By the time World War II broke out in 1939, a new science block had been built and the departments of physics and chemistry had become beehives of research activity. Old timers wistfully recall how an encrypted message in German about Hitler’s move on the U.S.S.R. was received on an admittedly crude wireless set devised by Prof. N.R. Ramachandra Aiyer after months of research and how it was deciphered by Dr. L.V. Ramaswamy Aiyer, a polyglot and scholar par excellence in Dravidian linguistics. They also recall with pride how the department of chemistry chipped in to the war effort by producing tincture in its laboratories to meet the shortage in hospitals. If today the Maharaja’s fraternity takes pride in the fact that several prominent political leaders cut their political teeth on the campus of this college, it is also because it forms part of a tradition nurtured for long by this college. Even before Gandhi’s visit on 11 October 1927 the resonance of nationalist thought had been felt in the campus but it received an added impetus with his visit. In fact, Maharaja’s campus consistently kept up with the nationalist movement.

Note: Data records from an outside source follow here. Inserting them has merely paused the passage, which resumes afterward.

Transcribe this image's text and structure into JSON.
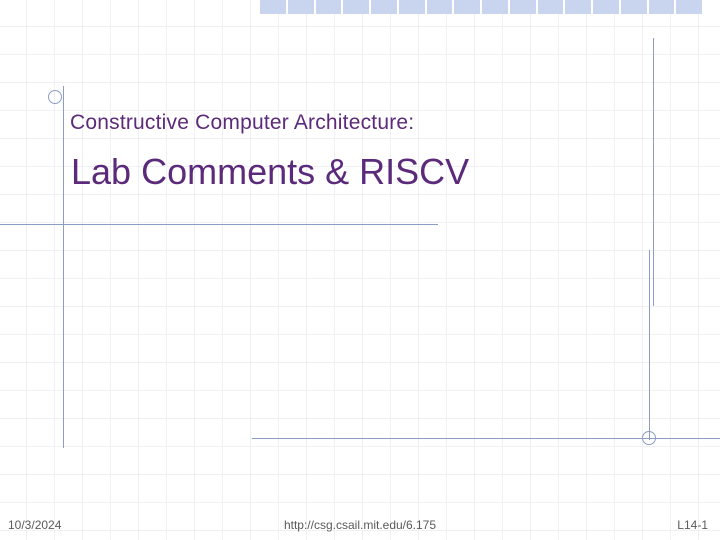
{
  "slide": {
    "subtitle": "Constructive Computer Architecture:",
    "title": "Lab Comments & RISCV"
  },
  "footer": {
    "date": "10/3/2024",
    "url": "http://csg.csail.mit.edu/6.175",
    "pageLabel": "L14-1"
  },
  "colors": {
    "accent": "#5c2a7a",
    "gridLine": "#eef0f4",
    "decorLine": "#8b9dc3",
    "topBar": "#c9d4ef"
  }
}
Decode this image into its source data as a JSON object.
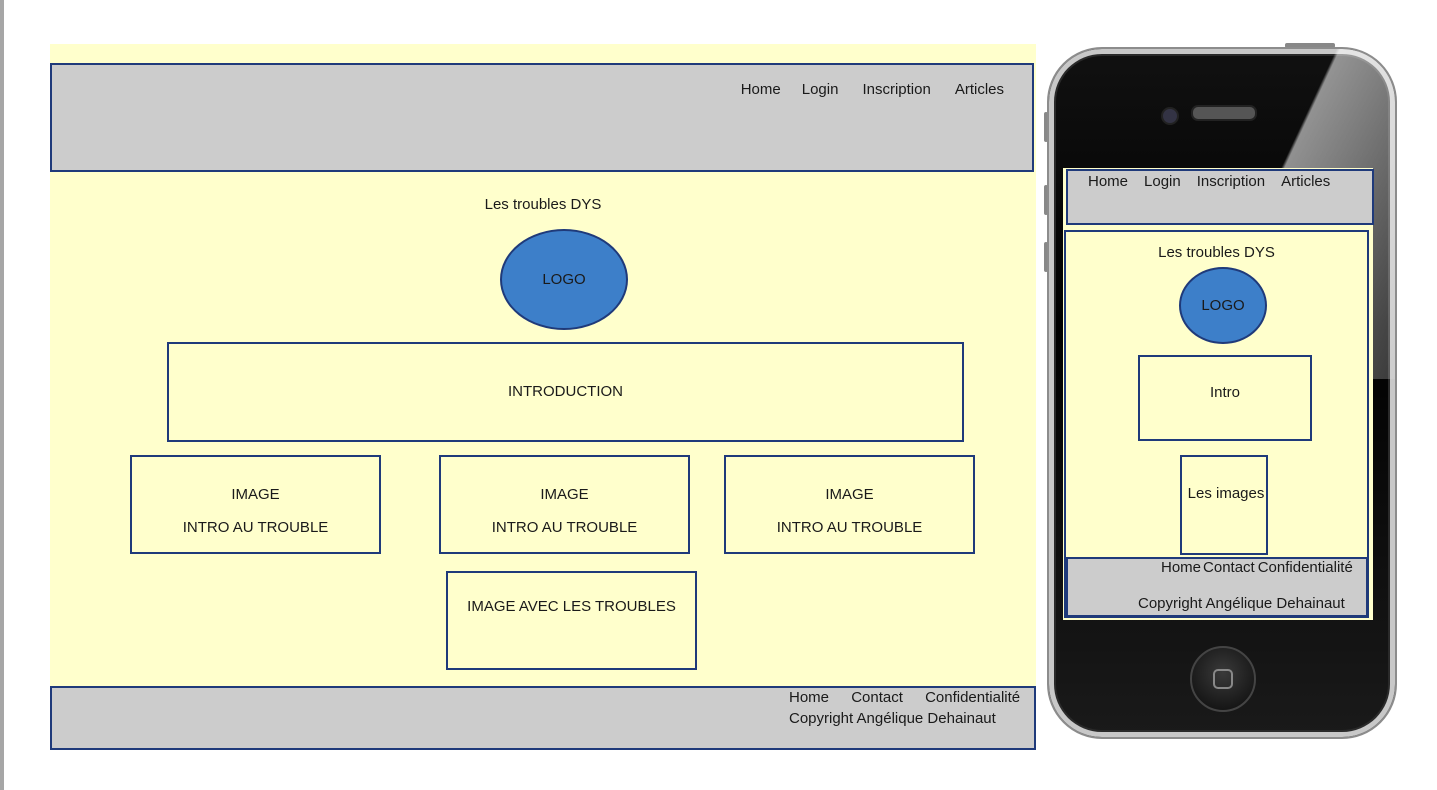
{
  "desktop": {
    "nav": [
      "Home",
      "Login",
      "Inscription",
      "Articles"
    ],
    "heading": "Les troubles DYS",
    "logo": "LOGO",
    "introduction": "INTRODUCTION",
    "cards": [
      {
        "image": "IMAGE",
        "text": "INTRO AU TROUBLE"
      },
      {
        "image": "IMAGE",
        "text": "INTRO AU TROUBLE"
      },
      {
        "image": "IMAGE",
        "text": "INTRO AU TROUBLE"
      }
    ],
    "image_troubles": "IMAGE AVEC LES TROUBLES",
    "footer": {
      "links": [
        "Home",
        "Contact",
        "Confidentialité"
      ],
      "copyright": "Copyright Angélique Dehainaut"
    }
  },
  "mobile": {
    "nav": [
      "Home",
      "Login",
      "Inscription",
      "Articles"
    ],
    "heading": "Les troubles DYS",
    "logo": "LOGO",
    "intro": "Intro",
    "images": "Les images",
    "footer": {
      "links": [
        "Home",
        "Contact",
        "Confidentialité"
      ],
      "copyright": "Copyright Angélique Dehainaut"
    }
  },
  "colors": {
    "page_bg": "#ffffcc",
    "bar_bg": "#cccccc",
    "border": "#1f3a7a",
    "logo": "#3d7fc9"
  }
}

After independence, and especially after the formation of the linguistic state of Kerala, the college started offering more postgraduate programmes. It also shed its elitist image and became more inclusive by admitting students from marginalized and disadvantaged social strata. Through the 1970s and 80s the college continued to grow in terms of enrolment. The year 1975 witnessed grand centenary celebrations. The growth in the number of women students and teachers has been nothing short of phenomenal. In the 1990s the gender ratio became skewed in favour of the female. It was again in the 1990s that the college started new generation courses like B.Sc. Instrumentation and B.Sc. Environment & Water Management.

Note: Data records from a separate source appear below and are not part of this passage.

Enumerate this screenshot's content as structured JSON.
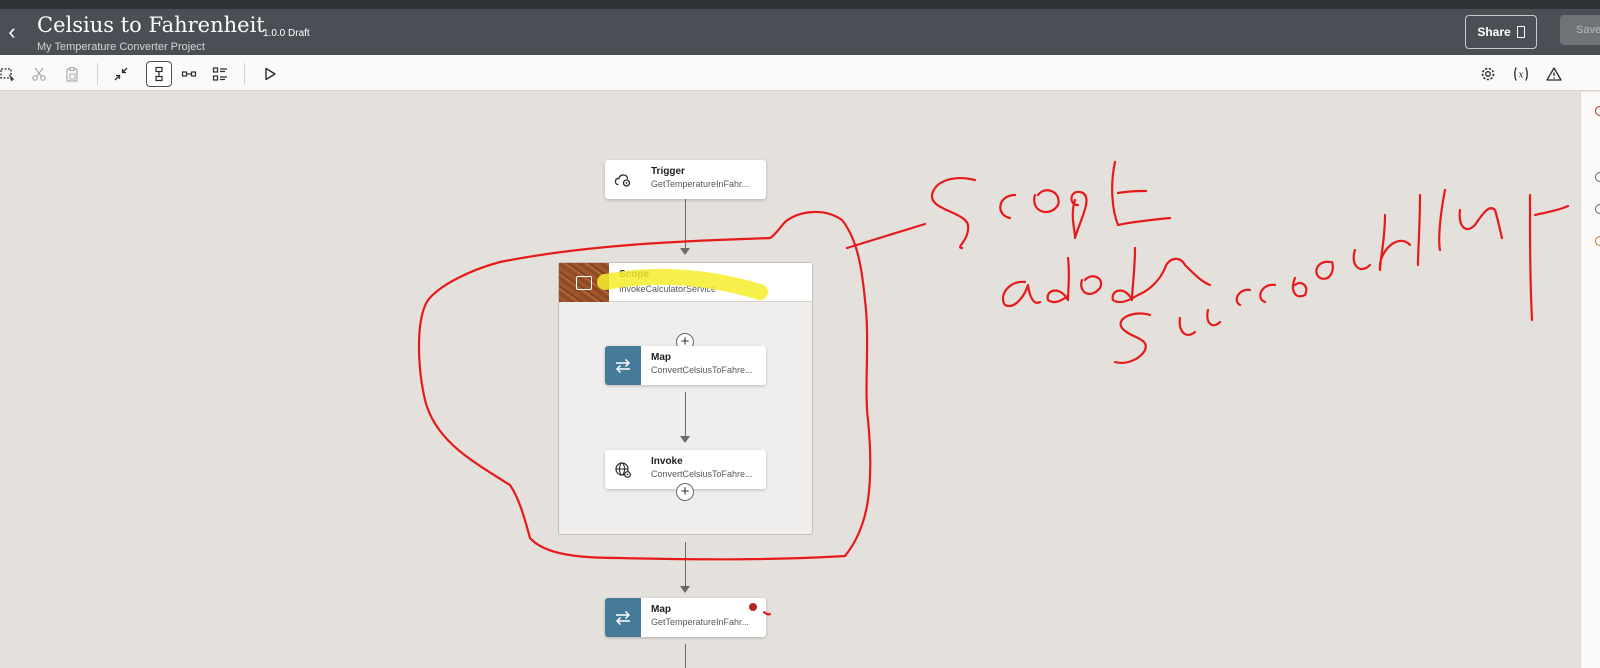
{
  "header": {
    "title": "Celsius to Fahrenheit",
    "version": "1.0.0 Draft",
    "subtitle": "My Temperature Converter Project",
    "share_label": "Share",
    "save_label": "Save"
  },
  "flow": {
    "trigger": {
      "title": "Trigger",
      "subtitle": "GetTemperatureInFahr..."
    },
    "scope": {
      "title": "Scope",
      "subtitle": "InvokeCalculatorService"
    },
    "map_inner": {
      "title": "Map",
      "subtitle": "ConvertCelsiusToFahre..."
    },
    "invoke": {
      "title": "Invoke",
      "subtitle": "ConvertCelsiusToFahre..."
    },
    "map_outer": {
      "title": "Map",
      "subtitle": "GetTemperatureInFahr..."
    }
  },
  "annotation": {
    "handwriting": "Scope added successfully",
    "color": "#e51b1b",
    "highlight_color": "#f4ee2a"
  },
  "colors": {
    "header_bg": "#4a4f55",
    "canvas_bg": "#e4e1dc",
    "node_accent": "#467a99",
    "error": "#b3261e"
  }
}
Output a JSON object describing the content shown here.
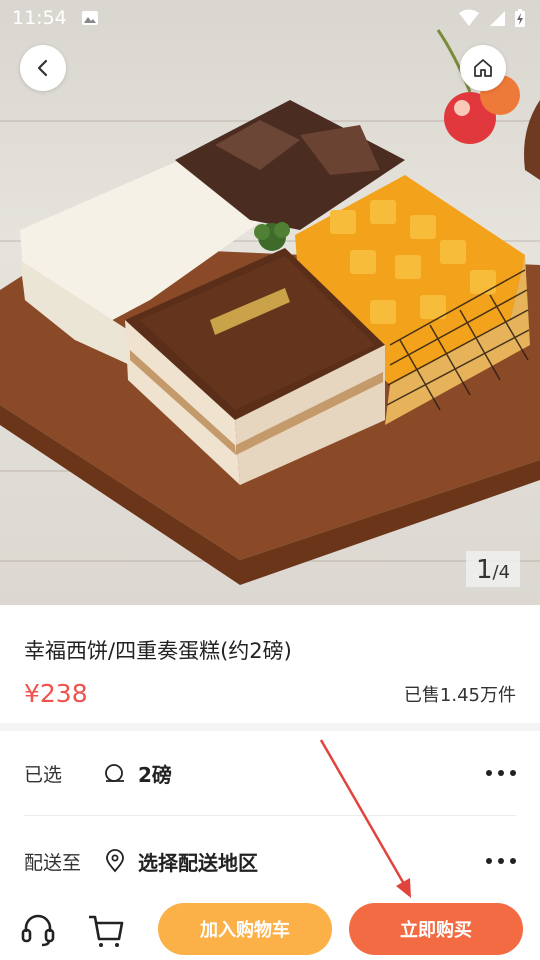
{
  "status": {
    "time": "11:54"
  },
  "hero": {
    "image_desc": "cake",
    "counter_current": "1",
    "counter_total": "/4",
    "back_icon": "chevron-left-icon",
    "home_icon": "home-icon"
  },
  "product": {
    "title": "幸福西饼/四重奏蛋糕(约2磅)",
    "price": "¥238",
    "sold": "已售1.45万件"
  },
  "options": {
    "selected_label": "已选",
    "selected_value": "2磅",
    "delivery_label": "配送至",
    "delivery_value": "选择配送地区"
  },
  "bottom": {
    "add_cart": "加入购物车",
    "buy_now": "立即购买"
  },
  "colors": {
    "price": "#f0524e",
    "add_cart_bg": "#fbb048",
    "buy_now_bg": "#f36b43",
    "annotation_arrow": "#e0443c"
  }
}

The turn of the millennium witnessed greater emphasis on technology enhanced teaching and learning with the establishment of ICT facilities. There was a surge in research activity with the number of researchers increasing several folds. Now the college is a Centre of Excellence with 17 departments offering research leading to the degree of Ph.D. and 18 offering postgraduate programmes. Among the undergraduate courses also there is diversity, ranging from music, commerce and computer application. The college has three hostels for the students, a 15- acre playground with state of the art synthetic track, pavilion, etc. The Department of Science and Technology (DST) identified all the science departments of the college for special assistance under the programme Fund for Improvement of S&T Infrastructure (FIST) in 2010. The UGC has capped it all with the title College with Potential for Excellence. The NAAC successively re-accredited the college in 2006 and 2013 with A grade.

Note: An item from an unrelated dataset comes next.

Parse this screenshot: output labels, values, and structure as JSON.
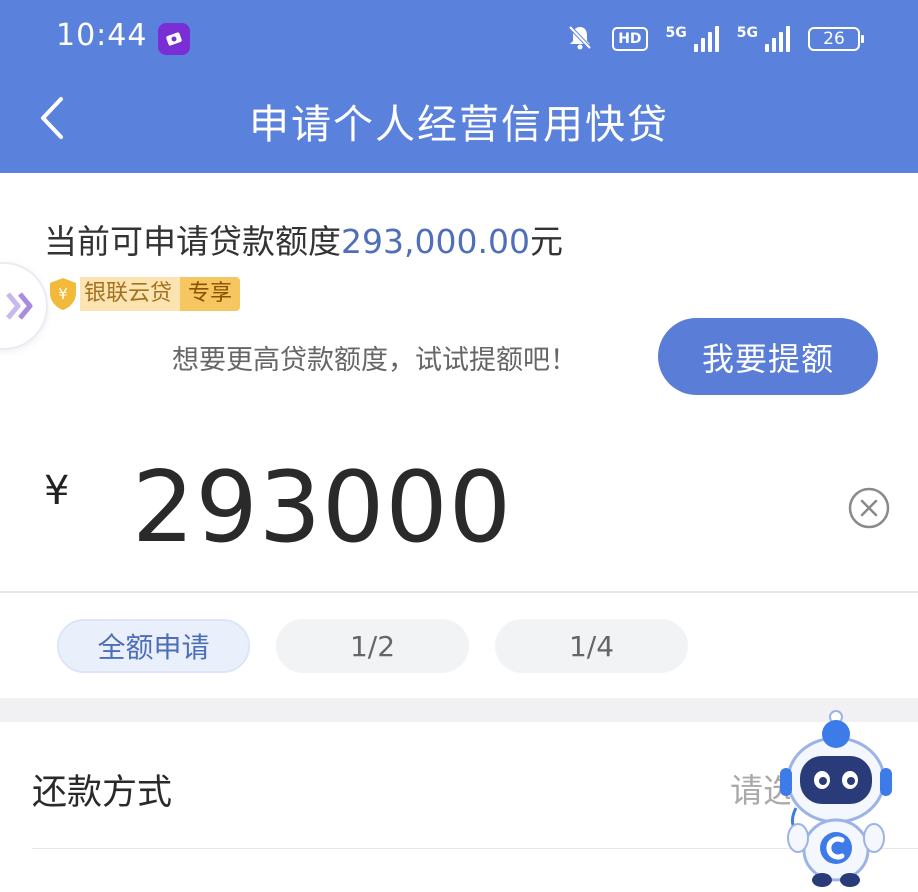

The College has been doing well in the Mahatma Gandhi University youth festival, bagging the first place or runner-up position consistently. Many of the winners have cut a niche for themselves in the fields of cinema, television or other media. In terms of achievements in academic evaluation, the college has managed to maintain the streak of success successively. The college got a shot in the arm with its inclusion in the Cluster of Colleges –a body exclusively formed to share the resources of a few select colleges in and around the city. Various activities were undertaken by the Cluster in the last few years. In 2014-15, the college was elevated to the status of an autonomous college. It is the first and the only government autonomous college in Kerala.